Pyle made his debut for England’s disability cricket team (D40) over the winter, having previously stopped playing because of bullying at school.

Pyle, who has a learning disability and a speech impediment, said the bullying he endured affected his confidence.

“I couldn’t concentrate playing cricket,” said Pyle.

“I got bullied at school, I lost some confidence and stopped cricket for a little bit and that didn’t really help me.”

The 21-year-old batter recently became the first cricketer to play for England after coming through the Super 1s programme.

Super 1s was set up by the Lord’s Taverners, the United Kingdom’s leading youth and disability cricket charity.

The programme is targeted at young people aged between 12 and 25 with a disability and gives them the chance to play regular, competitive cricket. It runs in every county, plus in Scotland and Wales, with it being the first games programme of its kind.

Pyle has spent four years with Super 1s and has reaped the rewards of it. After impressing there as a player, not only has he broken into Sussex’s D40 side, he has also got international recognition, playing for England’s learning disability side in a tri-series against Australia and South Africa.

He made his England debut in November against Australia in Pretoria and featured seven times, ending with a batting average of 31.

Alfie Pyle coaching during a Super 1s session at the K2 Centre in Crawley, Sussex
Alfie Pyle coaching during a Super 1s session at the K2 Centre in Crawley, Sussex

“I first started playing cricket when I was five and when I got to an older age I played two years above my age,” said Pyle.

“Now, I have forgotten about the bullies and I am playing cricket again. I’m proud, everyone’s proud of me.”

Pyle also starred for Sussex last summer, scoring 162 runs in a match against Surrey, while he played in the televised final of the 2023 Disability Premier League.

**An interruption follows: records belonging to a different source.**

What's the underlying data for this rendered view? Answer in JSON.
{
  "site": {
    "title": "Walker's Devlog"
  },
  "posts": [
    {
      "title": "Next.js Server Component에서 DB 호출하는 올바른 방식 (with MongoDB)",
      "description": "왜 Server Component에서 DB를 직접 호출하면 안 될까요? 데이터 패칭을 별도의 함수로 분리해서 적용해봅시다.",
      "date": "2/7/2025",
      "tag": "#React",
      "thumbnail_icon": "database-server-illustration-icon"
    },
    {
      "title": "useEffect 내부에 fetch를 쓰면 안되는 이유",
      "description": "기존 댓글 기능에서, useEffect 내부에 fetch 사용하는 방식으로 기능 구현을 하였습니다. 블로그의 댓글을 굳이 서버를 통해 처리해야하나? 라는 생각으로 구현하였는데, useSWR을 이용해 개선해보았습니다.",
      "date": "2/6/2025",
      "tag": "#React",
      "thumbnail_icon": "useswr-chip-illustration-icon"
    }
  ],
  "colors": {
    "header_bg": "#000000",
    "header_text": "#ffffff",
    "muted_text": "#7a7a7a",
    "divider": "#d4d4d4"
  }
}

“Super 1s has been amazing for me, it’s a good experience,” said Pyle. “I want other kids to be able to look up to me and, hopefully, play for England soon.”

Outside of cricket, Pyle is studying a RHS level two certificate in Horticulture at Brinsbury College in Pulborough, Sussex.

Pyle’s aim is to get further opportunities in the sport, as well as continuing with his coaching and school work.

His message to anyone with a disability who has not tried a sport that they want to is to give it a go and allow themselves the opportunity to enjoy the benefits of sport.

“Continue what you are doing,” said Pyle. “If you are struggling, if you don’t want to play cricket or do anything, just take a breath and come back in the next session. Hopefully, you will feel better and you will enjoy it.

“I don’t really like seeing people with a disability struggling, I just want them to be happy and do what they do.”